Taoiseach rejects claim that commitments have been made for €4 billion in spending it does not have

The Government has made unfunded commitments costing more than €4 billion with money that it simply does not have, Fianna Fáil has claimed.

The party’s finance spokesman Michael McGrath told the Dáil the figures “leave a very big hole” in the Government’s budget. He said the national broadband plan required an extra €500 million over the next three years and €1.6 billion up to 2027, and the national children’s hospital would need an extra €900 million.

Mr McGrath said the Fiscal Advisory Council, the Government's economic watchdog, and the Department of Public Expenditure and Reform had warned that the Government's medium-term plans were not credible ahead of this year's budget.

The Cork South-Central TD said overspending on broadband and the children’s hospital and the Taoiseach’s pledge of some €2 billion in tax cuts in the next budget meant there was a commitment of more than €4 billion of unfunded money.


He said this was at a time when economists were warning of a slowdown with the fallout from the risk of a no deal Brexit.

Taoiseach Leo Varadkar insisted the Government had cut the exchequer deficit while Fianna Fáil in government had quadrupled the national debt and increased the deficit to 10 per cent.

He said that Project Ireland 2040 made provisions for contingencies. He could not remember the exact figure but it was of the order of €5 billion, €6 billion or €7 billion which would be available if needed as part of the capital programme.

And he said the “most important news of the day” was the Labour Force Survey which showed 2.3 million people were at work, more than ever before.

There was a net increase in employment of 80,000 and employment was expanding at twice the rate it was expanding last year. Unemployment was at a 14-year low and long-term unemployment was down to 1.7 per cent.

Mr Varadkar said this was evidence of the economy doing well and being well managed. “We will have a budget surplus this year and will reduce our debt that your party quadrupled,” he told Mr McGrath.

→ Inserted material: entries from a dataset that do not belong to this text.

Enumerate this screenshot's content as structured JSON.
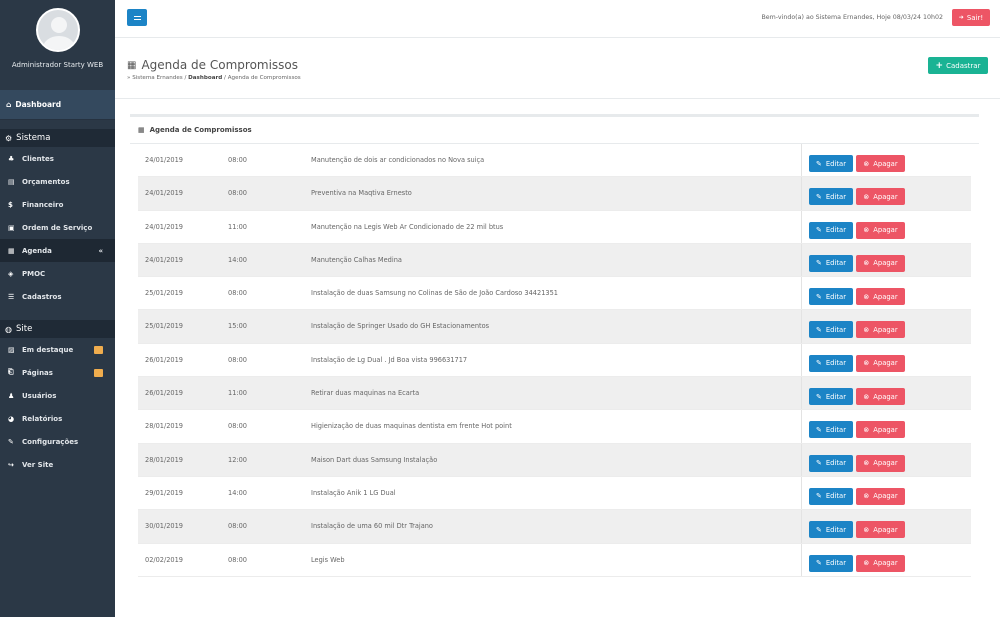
{
  "sidebar": {
    "profile_name": "Administrador Starty WEB",
    "dashboard": "Dashboard",
    "section_sistema": "Sistema",
    "items_sistema": [
      {
        "label": "Clientes",
        "icon": "users-icon"
      },
      {
        "label": "Orçamentos",
        "icon": "document-icon"
      },
      {
        "label": "Financeiro",
        "icon": "dollar-icon"
      },
      {
        "label": "Ordem de Serviço",
        "icon": "clipboard-icon"
      },
      {
        "label": "Agenda",
        "icon": "calendar-icon",
        "active": true
      },
      {
        "label": "PMOC",
        "icon": "layers-icon"
      },
      {
        "label": "Cadastros",
        "icon": "list-icon"
      }
    ],
    "section_site": "Site",
    "items_site": [
      {
        "label": "Em destaque",
        "icon": "image-icon",
        "badge": true
      },
      {
        "label": "Páginas",
        "icon": "pages-icon",
        "badge": true
      },
      {
        "label": "Usuários",
        "icon": "user-group-icon"
      },
      {
        "label": "Relatórios",
        "icon": "pie-chart-icon"
      },
      {
        "label": "Configurações",
        "icon": "wrench-icon"
      },
      {
        "label": "Ver Site",
        "icon": "share-icon"
      }
    ]
  },
  "topbar": {
    "welcome": "Bem-vindo(a) ao Sistema Ernandes, Hoje 08/03/24 10h02",
    "sair_label": "Sair!"
  },
  "heading": {
    "title": "Agenda de Compromissos",
    "crumb_root": "» Sistema Ernandes",
    "crumb_sep1": " / ",
    "crumb_mid": "Dashboard",
    "crumb_sep2": " / ",
    "crumb_leaf": "Agenda de Compromissos",
    "cadastrar_label": "Cadastrar"
  },
  "panel": {
    "title": "Agenda de Compromissos",
    "edit_label": "Editar",
    "delete_label": "Apagar",
    "rows": [
      {
        "date": "24/01/2019",
        "time": "08:00",
        "desc": "Manutenção de dois ar condicionados no Nova suiça"
      },
      {
        "date": "24/01/2019",
        "time": "08:00",
        "desc": "Preventiva na Maqtiva Ernesto"
      },
      {
        "date": "24/01/2019",
        "time": "11:00",
        "desc": "Manutenção na Legis Web Ar Condicionado de 22 mil btus"
      },
      {
        "date": "24/01/2019",
        "time": "14:00",
        "desc": "Manutenção Calhas Medina"
      },
      {
        "date": "25/01/2019",
        "time": "08:00",
        "desc": "Instalação de duas Samsung no Colinas de São de João Cardoso 34421351"
      },
      {
        "date": "25/01/2019",
        "time": "15:00",
        "desc": "Instalação de Springer Usado do GH Estacionamentos"
      },
      {
        "date": "26/01/2019",
        "time": "08:00",
        "desc": "Instalação de Lg Dual . Jd Boa vista 996631717"
      },
      {
        "date": "26/01/2019",
        "time": "11:00",
        "desc": "Retirar duas maquinas na Ecarta"
      },
      {
        "date": "28/01/2019",
        "time": "08:00",
        "desc": "Higienização de duas maquinas dentista em frente Hot point"
      },
      {
        "date": "28/01/2019",
        "time": "12:00",
        "desc": "Maison Dart duas Samsung Instalação"
      },
      {
        "date": "29/01/2019",
        "time": "14:00",
        "desc": "Instalação Anik 1 LG Dual"
      },
      {
        "date": "30/01/2019",
        "time": "08:00",
        "desc": "Instalação de uma 60 mil Dtr Trajano"
      },
      {
        "date": "02/02/2019",
        "time": "08:00",
        "desc": "Legis Web"
      }
    ]
  },
  "colors": {
    "sidebar_bg": "#2b3846",
    "primary": "#1c84c6",
    "danger": "#ed5565",
    "success": "#1ab394"
  }
}
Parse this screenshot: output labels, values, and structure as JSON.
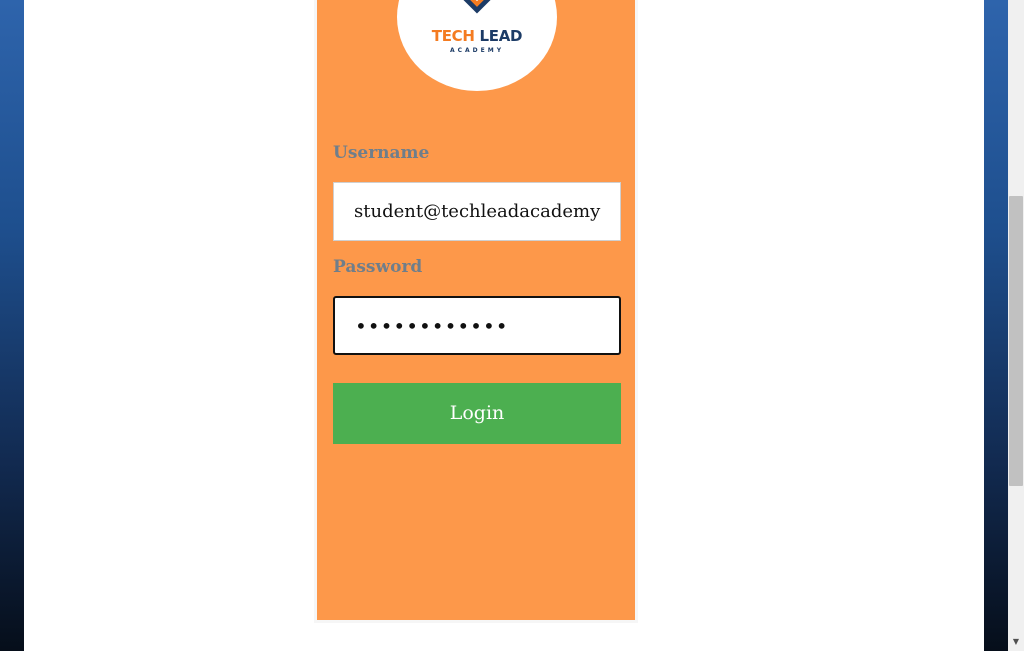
{
  "logo": {
    "word_tech": "TECH",
    "word_lead": "LEAD",
    "subtitle": "ACADEMY",
    "icon": "diamond-logo-icon",
    "colors": {
      "orange": "#f47b20",
      "navy": "#1c3b66"
    }
  },
  "form": {
    "username_label": "Username",
    "username_value": "student@techleadacademy",
    "password_label": "Password",
    "password_value": "••••••••••••",
    "login_label": "Login"
  },
  "colors": {
    "card": "#fd984a",
    "button": "#4caf50",
    "label": "#6f7e8b"
  },
  "scrollbar": {
    "down_icon": "chevron-down-icon"
  }
}
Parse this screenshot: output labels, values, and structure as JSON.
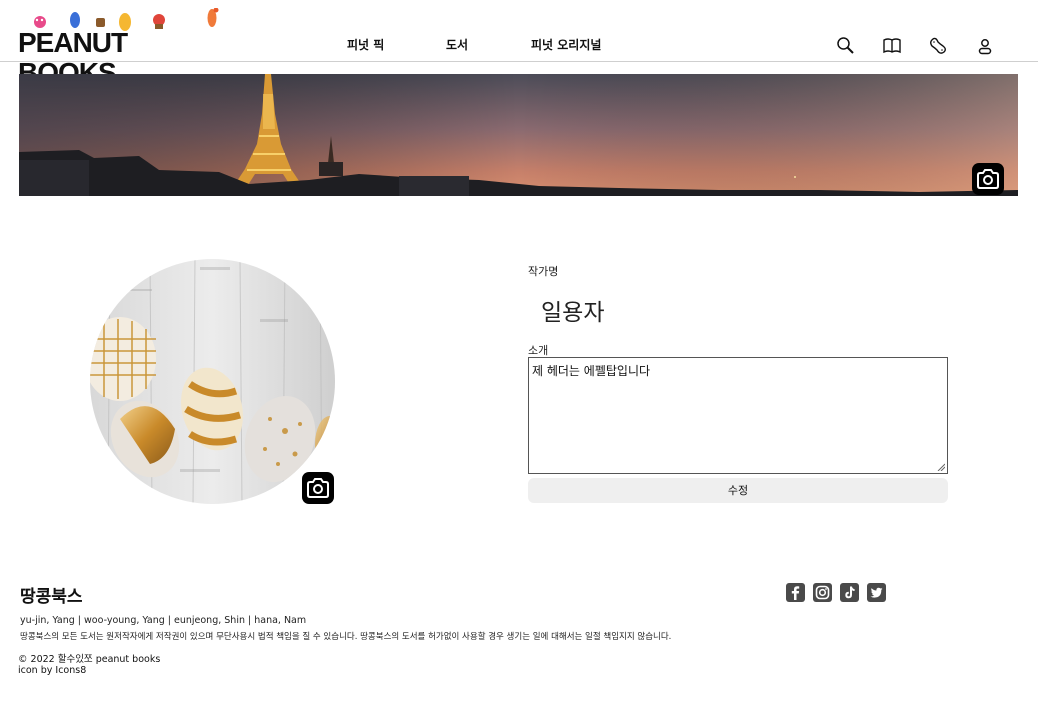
{
  "header": {
    "logo_text": "PEANUT BOOKS",
    "nav": [
      {
        "label": "피넛 픽"
      },
      {
        "label": "도서"
      },
      {
        "label": "피넛 오리지널"
      }
    ],
    "icons": [
      "search-icon",
      "book-icon",
      "peanut-icon",
      "user-icon"
    ]
  },
  "profile": {
    "author_label": "작가명",
    "author_name": "일용자",
    "bio_label": "소개",
    "bio_value": "제 헤더는 에펠탑입니다",
    "edit_label": "수정"
  },
  "footer": {
    "title": "땅콩북스",
    "team": "yu-jin, Yang  |  woo-young, Yang  |  eunjeong, Shin  |  hana, Nam",
    "notice": "땅콩북스의 모든 도서는 원저작자에게 저작권이 있으며 무단사용시 법적 책임을 질 수 있습니다. 땅콩북스의 도서를 허가없이 사용할 경우 생기는 일에 대해서는 일절 책임지지 않습니다.",
    "copyright": "© 2022 할수있쪼 peanut books",
    "icon_credit": "icon by Icons8",
    "social": [
      "facebook-icon",
      "instagram-icon",
      "tiktok-icon",
      "twitter-icon"
    ]
  },
  "colors": {
    "accent_button": "#efefef",
    "camera_button": "#000000",
    "social_icon": "#4a4a4a"
  }
}
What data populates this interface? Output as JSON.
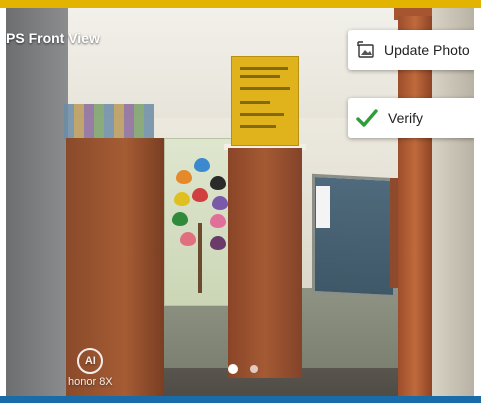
{
  "photo": {
    "title": "PS Front View",
    "watermark_line1": "AI",
    "watermark_line2": "honor 8X"
  },
  "actions": {
    "update_photo_label": "Update Photo",
    "verify_label": "Verify"
  },
  "carousel": {
    "count": 2,
    "active_index": 0
  },
  "colors": {
    "accent_top": "#e2b400",
    "accent_bottom": "#1a6ca8",
    "verify_check": "#2e9e3a"
  },
  "icons": {
    "update_photo": "photo-edit-icon",
    "verify": "checkmark-icon"
  }
}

He said the employment levels would help fund future projects and that provided the good economic numbers continue “and we’re not blown off course by Brexit” the Government is “in a good position to put together a budget in September”.

Marie O'Halloran

Marie O'Halloran

Marie O'Halloran is Parliamentary Correspondent of The Irish Times